African nations discuss deeper integration
Moussa Faki African Union Chair
Adesina Idris with Agency report
London, Oct. 21, 2017 (AltAfrika) – A two day meeting aimed at fostering deeper economic integration among African Countries is underway in Kigali, Rwandan capital. A major agenda of the meeting among African ministers is to ease movement of people on the continent.
“Free movement of persons is equally regarded as one of the key strategies in achieving Pan-African ideals,” Rwandan justice minister Johnston Busingye said at the opening of a ministerial session during the second ordinary Specialised Technical Committee (STC) on migration, refugees and displaced persons.
The two-day meeting will also discuss African Union (AU) migration policy framework, and common African position on the global compact on migration. The meeting, following a three-day experts meeting, drew nearly 30 African ministers in charge of emigration.

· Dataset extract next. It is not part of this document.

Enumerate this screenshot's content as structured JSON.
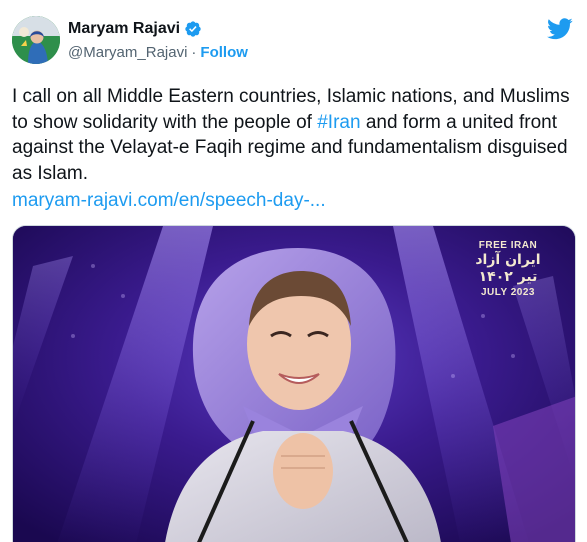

To accelerate free movement of people and goods will require going beyond political commitments to immediate implementation, officials said at the meeting.
“The difficulty resides in a lack of sense of urgency and capacity to implement the political commitments and decisions taken at the ministerial level in different meetings at regional and continental level,” said Minata Samate Cessouma, AU’s Commissioner for Political Affair.
She said African governments are reluctant when it comes to empower institutions to implement regional integration and intra-African trade policies.
“We need to refocus on the policies and measures to facilitate the movement of persons to deepen regional integration and promote trade between countries across the continent,” said Samate.
To achieve visa-free Africa, free trade area and free movement of persons and goods on the continent will take much more than political commitments, said Mohamed Salem Ouid, minister of foreign affairs of the Saharawi Arab Democratic Republic. He said it will require practical steps on the ground.
According to AU, Africa is faced with a difficulty in free movement of persons in Africa where Africans are forced to go through lengthy and restrictive processes in order to travel and many Africans embark on long, complicated and dangerous routes across the desserts and the Mediterranean Sea.
African citizens need visas to travel to 54 percent of other countries on the continent in 2016, said a report of the African Development Bank (AfDB).
The report revealed that 24 percent of other countries on the continent issue visas on arrival to African nationals and 22 percent of African countries waived visa requirements to African visitors.